Cannon conceded that the fallout from a decision would be "bad."
"There will be people that desperately needed these subsidies that will lose these subsidies," he said.
"But it'd be better than what we have right now," Cannon said, referring to his argument that President Barack Obama "is not implementing the law Congress intended."
The high court on Friday is set to decide whether to hear a case that challenges the legality of the subsidies. However, the public may not learn the court's decision until next week.
Cannon is one of the intellectual godfathers of the legal challenges to the subsides, which for the past several years have been pressed in four different federal courts.
For most of that time, the challenges were considered esoteric and unlikely to succeed. Obamacare advocates argued that the failure of the ACA to explicitly authorize the subsidies for HealthCare.gov customers was trumped by the overall goal of the law, which is to provide affordable health care to the uninsured.
"This case and this issue was pooh-poohed in the beginning," said James Blumstein, a Vanderbilt University professor of constitutional law and health law and policy who spoke at the Cato event.
But in July, a federal appeals court in Washington, D.C., stunned the Obama administration and ACA supporters by saying the subsidies were illegal. Hours later another federal appeals panel in Virginia ruled just the opposite, saying they are legal.
The Supreme Court has been asked by plaintiffs to overturn the Virginia decision, which would render the subsidies illegal in all 36 states where HealthCare.gov sold individual market insurance policies for 2014. The subsidies for more than 2 million people who received them via 15 state-run exchanges would not be affected.
Laszewksi said such a ruling would be "the nuclear option of the individual insurance market in these 36 states."
He said that data suggest that most of the nearly 5 million people who got subsides there were low-income earners. "These people would simply not be able, by and large, to afford their health insurance" without those subsidies," he said.
The fallout from that, Laszewski said, would be even greater in HealthCare.gov states that have not expanded Medicaid eligibility to include most poor adults, meaning that hundreds of thousands of adults in big states like Texas and Florida would be left without affordable health insurance options that are available in states that expanded Medicaid and have their own exchanges.
"It does not understate it to say it would be an extraordinary mess, which would create one hell of a problem," he said. "Then the debate would move on to, 'Who broke it?' Because it would be broken, in spades."
Len Nichols, a professor of health policy at George Mason University, also questioned the political wisdom of attacking subsidies that go to the one group of adults "paying retail" for insurance.

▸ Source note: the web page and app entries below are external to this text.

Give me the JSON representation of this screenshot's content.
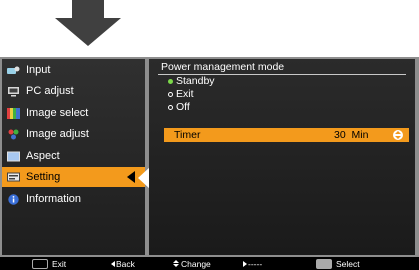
{
  "sidebar": {
    "items": [
      {
        "label": "Input",
        "icon": "input-icon"
      },
      {
        "label": "PC adjust",
        "icon": "pc-adjust-icon"
      },
      {
        "label": "Image select",
        "icon": "image-select-icon"
      },
      {
        "label": "Image adjust",
        "icon": "image-adjust-icon"
      },
      {
        "label": "Aspect",
        "icon": "aspect-icon"
      },
      {
        "label": "Setting",
        "icon": "setting-icon",
        "active": true
      },
      {
        "label": "Information",
        "icon": "information-icon"
      }
    ]
  },
  "panel": {
    "title": "Power management mode",
    "options": [
      {
        "label": "Standby",
        "selected": true
      },
      {
        "label": "Exit",
        "selected": false
      },
      {
        "label": "Off",
        "selected": false
      }
    ],
    "timer": {
      "label": "Timer",
      "value": "30  Min"
    }
  },
  "guide": {
    "exit": "Exit",
    "back": "Back",
    "change": "Change",
    "next": "-----",
    "select": "Select"
  },
  "colors": {
    "highlight": "#f39a1c",
    "selected_dot": "#7cd94a",
    "frame": "#8e8e8e"
  }
}
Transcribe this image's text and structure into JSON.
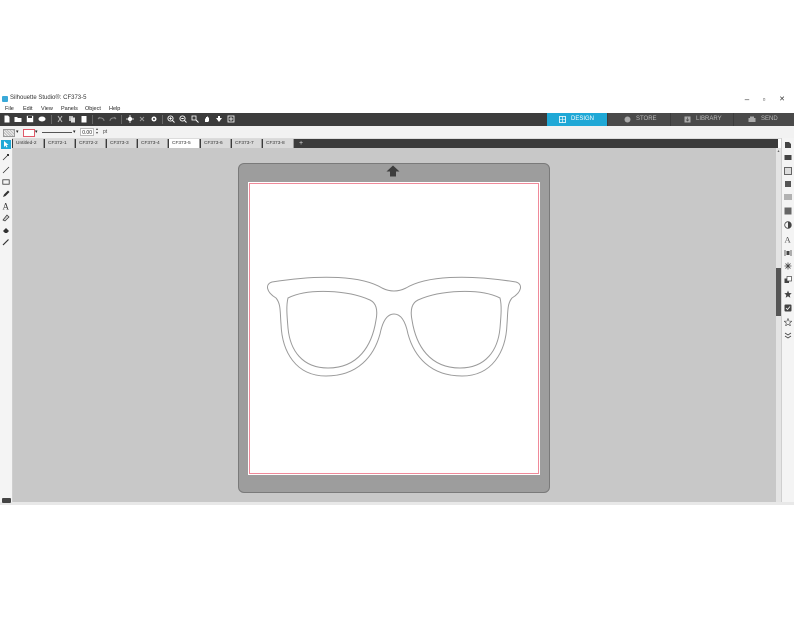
{
  "window": {
    "title": "Silhouette Studio®: CF373-5",
    "minimize": "–",
    "maximize": "▫",
    "close": "✕"
  },
  "menu": [
    "File",
    "Edit",
    "View",
    "Panels",
    "Object",
    "Help"
  ],
  "mode_tabs": [
    {
      "label": "DESIGN",
      "icon": "design-grid-icon",
      "active": true
    },
    {
      "label": "STORE",
      "icon": "store-globe-icon",
      "active": false
    },
    {
      "label": "LIBRARY",
      "icon": "library-icon",
      "active": false
    },
    {
      "label": "SEND",
      "icon": "send-icon",
      "active": false
    }
  ],
  "style_bar": {
    "line_width": "0.00",
    "unit": "pt"
  },
  "doc_tabs": [
    {
      "label": "Untitled-2",
      "active": false
    },
    {
      "label": "CF372-1",
      "active": false
    },
    {
      "label": "CF372-2",
      "active": false
    },
    {
      "label": "CF373-3",
      "active": false
    },
    {
      "label": "CF373-4",
      "active": false
    },
    {
      "label": "CF373-5",
      "active": true
    },
    {
      "label": "CF373-6",
      "active": false
    },
    {
      "label": "CF373-7",
      "active": false
    },
    {
      "label": "CF373-8",
      "active": false
    }
  ],
  "colors": {
    "accent": "#1fa8d6",
    "toolbar": "#3c3c3c",
    "workspace": "#c8c8c8",
    "mat": "#9d9d9d",
    "cut_border": "#f08a9a"
  },
  "left_tools": [
    "select-arrow-icon",
    "point-edit-icon",
    "line-icon",
    "rectangle-icon",
    "pencil-icon",
    "text-icon",
    "fill-icon",
    "eraser-icon",
    "knife-icon"
  ],
  "right_panel": [
    "page-setup-icon",
    "send-panel-icon",
    "library-panel-icon",
    "store-panel-icon",
    "line-style-icon",
    "fill-panel-icon",
    "gradient-icon",
    "text-style-icon",
    "align-icon",
    "replicate-icon",
    "modify-icon",
    "offset-icon",
    "trace-icon",
    "rhinestone-icon",
    "sketch-icon"
  ]
}
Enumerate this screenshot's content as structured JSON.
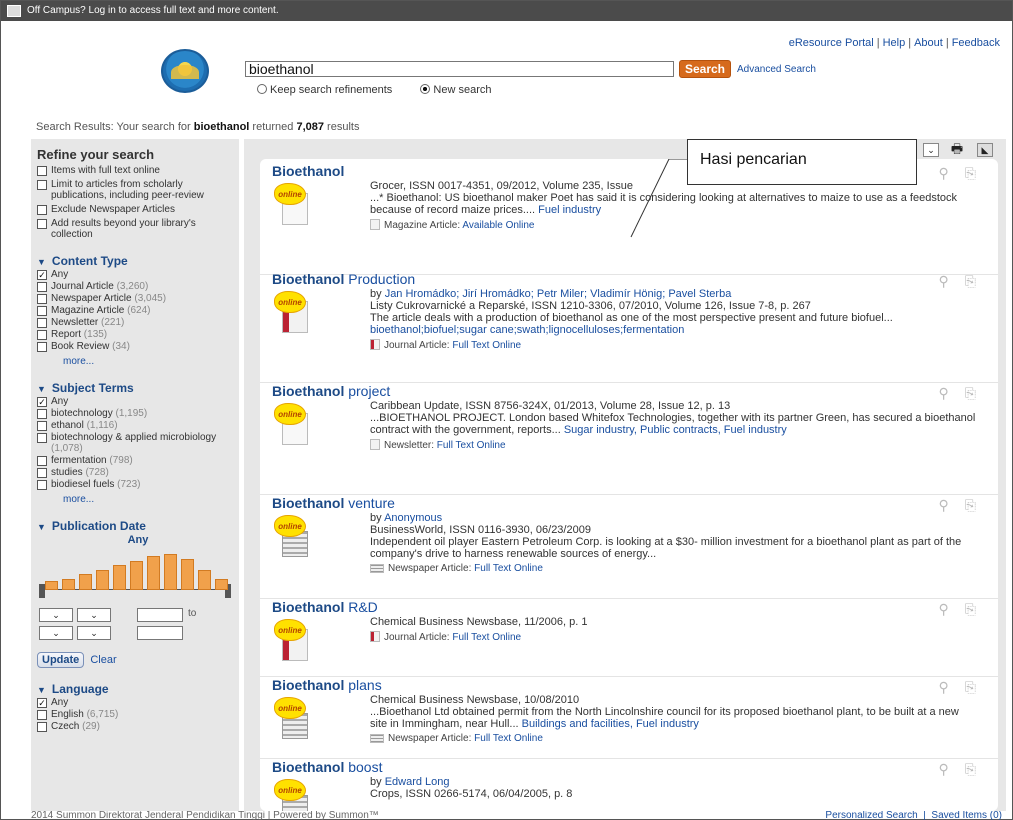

Nichols noted that poor adults in a little more than half the states can get Medicaid, at no cost to them, while employer-sponsored insurance is subsidized by a tax exemption for such benefits.
"Why would you want to turn 30 million people into opponents of your political positions?" Nichols asked, referring to the people now eligible for Obamacare subsidies.
But Tom Miller, a fellow at the American Enterprise Institute, scoffed at suggestions that a court-ordered end to the subsidies would be the end of the world.
"You can almost smell the napalm in the morning," Miller said sarcastically. "I would say, in fact, it's 'Apocalypse Not.'"
Miller said a ruling against the subsidies would prod Republicans and Democrats to negotiate a solution to the "good bit of disruption" that would be seen in the individual insurance market in HealthCare.gov states.
"What we'd likely see is efforts to liberalize and expand an alternative subsidy delivery system," Miller said. He also said that in the wake of a Supreme Court decision overturning the HealthCare.gov subsidies, the federal government could loosen standards on what would qualify as a state-run exchange, where the subsidies could be disbursed.